Large items needed multiple cranes to lift. Deckhouses, for example, weighed up to 450 tons. The job required close coordination, with a signalman on the ground telling each crane operator when to slow down or catch up in order to equalize the weight. To make sure they didn’t become unbalanced, operators had to work carefully. “You gotta be precise. That’s a lot of weight,” Hoover observes. “You gotta watch out for everything.” It could take several hours to move a single huge piece.
Crane operators experienced a fair amount of down time: waiting for a particular job to start, or while the crane held something in place for a long period of time—for example, during welding jobs.
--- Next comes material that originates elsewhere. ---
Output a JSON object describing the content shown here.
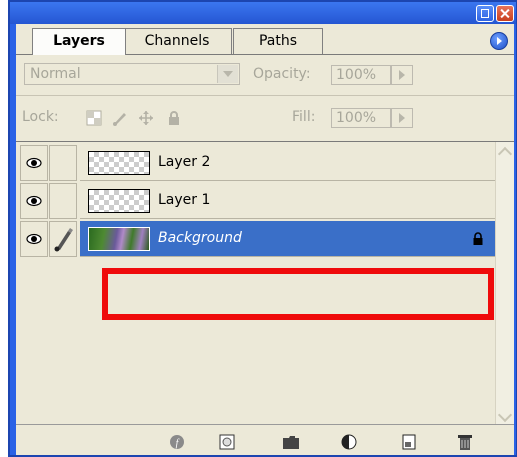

It was “kind of boring at times,” Hoover recalls. “I’d rather keep busy, instead of sitting there. But I gotta hold it ‘til they weld it all up.” The boom was locked in place, but he couldn’t leave in case something went wrong. “Some days I’d sit there 8, 10 hours doing nothing.”
If winds exceeded 30 mph, the tall cranes were shut down and everything was locked up. But operators remained in their cabs in case conditions improved. Hoover recalls being up there in 70 mph winds: “Scary.” Winds could be unpredictable “right there on the water,” picking up “all of a sudden.” Ice was dangerous as well, especially going up and down the stairs.
Not everyone was cut out to be a crane operator. “You gotta have the knack,” Hoover observes. Sometimes he took trainees up with him. “The height and the noise, if you had something heavy, the cables stretching and cracking, because of the weight you were picking up…. You could hear it crunching. [Once] I turned around, one guy is on the ground. He didn’t like that cracking noise. And the weight, because the crane moves a little bit picking up the heavy stuff.”
Such cable sounds were normal. “If you have a lot of weight, the cable’s gonna crack.” Operators had to make adjustments based on the sound, the weight. Some cranes “ran worse than others.” Like the tendency for cranes to sway in the wind, “You get used to it.”
How would he sum up being a shipyard crane operator? “Whatever comes around, you have to adjust to it.” Hoover enjoyed the shipyard environment. “There’s so much to it. You really gotta be at a shipyard, there’s so much to do. Every day is different.”